WHAT IS NEEDED
Copy the data. Keep every character as given.
-- SOURCE DATA follows --
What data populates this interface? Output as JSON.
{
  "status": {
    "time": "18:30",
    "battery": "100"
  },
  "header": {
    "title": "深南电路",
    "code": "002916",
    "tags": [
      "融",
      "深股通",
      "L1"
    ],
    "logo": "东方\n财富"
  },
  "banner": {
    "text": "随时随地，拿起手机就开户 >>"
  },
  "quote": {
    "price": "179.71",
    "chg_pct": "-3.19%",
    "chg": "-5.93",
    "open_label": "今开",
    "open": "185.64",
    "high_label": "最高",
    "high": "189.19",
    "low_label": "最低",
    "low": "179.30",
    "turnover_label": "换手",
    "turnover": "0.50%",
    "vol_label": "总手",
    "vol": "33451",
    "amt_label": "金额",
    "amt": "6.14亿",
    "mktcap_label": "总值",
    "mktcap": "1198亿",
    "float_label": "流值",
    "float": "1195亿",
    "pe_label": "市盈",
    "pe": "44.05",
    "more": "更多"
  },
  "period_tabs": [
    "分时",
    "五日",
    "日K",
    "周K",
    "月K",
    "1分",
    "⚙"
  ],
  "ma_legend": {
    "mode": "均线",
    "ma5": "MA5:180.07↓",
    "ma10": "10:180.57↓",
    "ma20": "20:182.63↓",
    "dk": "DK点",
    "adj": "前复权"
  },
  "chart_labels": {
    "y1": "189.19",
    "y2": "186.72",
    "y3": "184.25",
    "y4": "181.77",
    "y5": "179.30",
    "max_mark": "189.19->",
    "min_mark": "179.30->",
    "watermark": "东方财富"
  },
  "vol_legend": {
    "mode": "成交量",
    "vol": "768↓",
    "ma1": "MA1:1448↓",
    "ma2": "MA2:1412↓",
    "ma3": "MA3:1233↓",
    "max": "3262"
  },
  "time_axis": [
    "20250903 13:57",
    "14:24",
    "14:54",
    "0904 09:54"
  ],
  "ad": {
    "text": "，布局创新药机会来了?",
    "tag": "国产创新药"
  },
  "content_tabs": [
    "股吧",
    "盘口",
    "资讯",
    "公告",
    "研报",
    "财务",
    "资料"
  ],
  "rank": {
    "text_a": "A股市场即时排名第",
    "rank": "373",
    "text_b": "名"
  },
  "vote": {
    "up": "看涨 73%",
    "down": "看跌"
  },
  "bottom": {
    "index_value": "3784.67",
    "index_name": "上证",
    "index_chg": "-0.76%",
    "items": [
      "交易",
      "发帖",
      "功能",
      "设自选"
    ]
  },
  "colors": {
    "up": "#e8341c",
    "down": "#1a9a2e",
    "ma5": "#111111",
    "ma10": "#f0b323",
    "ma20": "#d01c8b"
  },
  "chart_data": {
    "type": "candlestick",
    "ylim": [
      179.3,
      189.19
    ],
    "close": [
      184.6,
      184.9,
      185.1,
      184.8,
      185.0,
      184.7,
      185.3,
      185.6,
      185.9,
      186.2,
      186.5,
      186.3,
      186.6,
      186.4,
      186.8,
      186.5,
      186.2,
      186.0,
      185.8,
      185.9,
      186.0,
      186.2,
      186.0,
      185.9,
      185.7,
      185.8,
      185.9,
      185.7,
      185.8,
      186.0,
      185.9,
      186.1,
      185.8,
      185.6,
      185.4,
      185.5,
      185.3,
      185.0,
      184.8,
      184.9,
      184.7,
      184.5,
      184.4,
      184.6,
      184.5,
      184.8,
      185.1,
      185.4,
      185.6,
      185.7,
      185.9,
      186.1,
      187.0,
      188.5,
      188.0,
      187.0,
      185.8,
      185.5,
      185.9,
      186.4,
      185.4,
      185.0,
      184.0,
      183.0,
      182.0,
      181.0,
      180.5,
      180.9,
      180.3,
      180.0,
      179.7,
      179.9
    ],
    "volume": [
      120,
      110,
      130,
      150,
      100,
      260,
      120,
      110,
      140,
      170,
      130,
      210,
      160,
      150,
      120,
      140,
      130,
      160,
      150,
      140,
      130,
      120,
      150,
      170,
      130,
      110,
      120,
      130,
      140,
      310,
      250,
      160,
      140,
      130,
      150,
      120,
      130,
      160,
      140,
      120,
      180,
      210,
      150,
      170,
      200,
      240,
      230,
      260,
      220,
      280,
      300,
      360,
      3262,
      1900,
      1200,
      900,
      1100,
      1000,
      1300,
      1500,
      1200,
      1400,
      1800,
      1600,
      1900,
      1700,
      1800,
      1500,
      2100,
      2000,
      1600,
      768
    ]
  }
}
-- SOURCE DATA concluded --
EXERCISE ANSWER
What data populates this interface? Output as JSON.
{
  "status": {
    "time": "18:30",
    "battery": "100"
  },
  "header": {
    "title": "深南电路",
    "code": "002916",
    "tags": [
      "融",
      "深股通",
      "L1"
    ],
    "logo": "东方\n财富"
  },
  "banner": {
    "text": "随时随地，拿起手机就开户 >>"
  },
  "quote": {
    "price": "179.71",
    "chg_pct": "-3.19%",
    "chg": "-5.93",
    "open_label": "今开",
    "open": "185.64",
    "high_label": "最高",
    "high": "189.19",
    "low_label": "最低",
    "low": "179.30",
    "turnover_label": "换手",
    "turnover": "0.50%",
    "vol_label": "总手",
    "vol": "33451",
    "amt_label": "金额",
    "amt": "6.14亿",
    "mktcap_label": "总值",
    "mktcap": "1198亿",
    "float_label": "流值",
    "float": "1195亿",
    "pe_label": "市盈",
    "pe": "44.05",
    "more": "更多"
  },
  "period_tabs": [
    "分时",
    "五日",
    "日K",
    "周K",
    "月K",
    "1分",
    "⚙"
  ],
  "ma_legend": {
    "mode": "均线",
    "ma5": "MA5:180.07↓",
    "ma10": "10:180.57↓",
    "ma20": "20:182.63↓",
    "dk": "DK点",
    "adj": "前复权"
  },
  "chart_labels": {
    "y1": "189.19",
    "y2": "186.72",
    "y3": "184.25",
    "y4": "181.77",
    "y5": "179.30",
    "max_mark": "189.19->",
    "min_mark": "179.30->",
    "watermark": "东方财富"
  },
  "vol_legend": {
    "mode": "成交量",
    "vol": "768↓",
    "ma1": "MA1:1448↓",
    "ma2": "MA2:1412↓",
    "ma3": "MA3:1233↓",
    "max": "3262"
  },
  "time_axis": [
    "20250903 13:57",
    "14:24",
    "14:54",
    "0904 09:54"
  ],
  "ad": {
    "text": "，布局创新药机会来了?",
    "tag": "国产创新药"
  },
  "content_tabs": [
    "股吧",
    "盘口",
    "资讯",
    "公告",
    "研报",
    "财务",
    "资料"
  ],
  "rank": {
    "text_a": "A股市场即时排名第",
    "rank": "373",
    "text_b": "名"
  },
  "vote": {
    "up": "看涨 73%",
    "down": "看跌"
  },
  "bottom": {
    "index_value": "3784.67",
    "index_name": "上证",
    "index_chg": "-0.76%",
    "items": [
      "交易",
      "发帖",
      "功能",
      "设自选"
    ]
  },
  "colors": {
    "up": "#e8341c",
    "down": "#1a9a2e",
    "ma5": "#111111",
    "ma10": "#f0b323",
    "ma20": "#d01c8b"
  },
  "chart_data": {
    "type": "candlestick",
    "ylim": [
      179.3,
      189.19
    ],
    "close": [
      184.6,
      184.9,
      185.1,
      184.8,
      185.0,
      184.7,
      185.3,
      185.6,
      185.9,
      186.2,
      186.5,
      186.3,
      186.6,
      186.4,
      186.8,
      186.5,
      186.2,
      186.0,
      185.8,
      185.9,
      186.0,
      186.2,
      186.0,
      185.9,
      185.7,
      185.8,
      185.9,
      185.7,
      185.8,
      186.0,
      185.9,
      186.1,
      185.8,
      185.6,
      185.4,
      185.5,
      185.3,
      185.0,
      184.8,
      184.9,
      184.7,
      184.5,
      184.4,
      184.6,
      184.5,
      184.8,
      185.1,
      185.4,
      185.6,
      185.7,
      185.9,
      186.1,
      187.0,
      188.5,
      188.0,
      187.0,
      185.8,
      185.5,
      185.9,
      186.4,
      185.4,
      185.0,
      184.0,
      183.0,
      182.0,
      181.0,
      180.5,
      180.9,
      180.3,
      180.0,
      179.7,
      179.9
    ],
    "volume": [
      120,
      110,
      130,
      150,
      100,
      260,
      120,
      110,
      140,
      170,
      130,
      210,
      160,
      150,
      120,
      140,
      130,
      160,
      150,
      140,
      130,
      120,
      150,
      170,
      130,
      110,
      120,
      130,
      140,
      310,
      250,
      160,
      140,
      130,
      150,
      120,
      130,
      160,
      140,
      120,
      180,
      210,
      150,
      170,
      200,
      240,
      230,
      260,
      220,
      280,
      300,
      360,
      3262,
      1900,
      1200,
      900,
      1100,
      1000,
      1300,
      1500,
      1200,
      1400,
      1800,
      1600,
      1900,
      1700,
      1800,
      1500,
      2100,
      2000,
      1600,
      768
    ]
  }
}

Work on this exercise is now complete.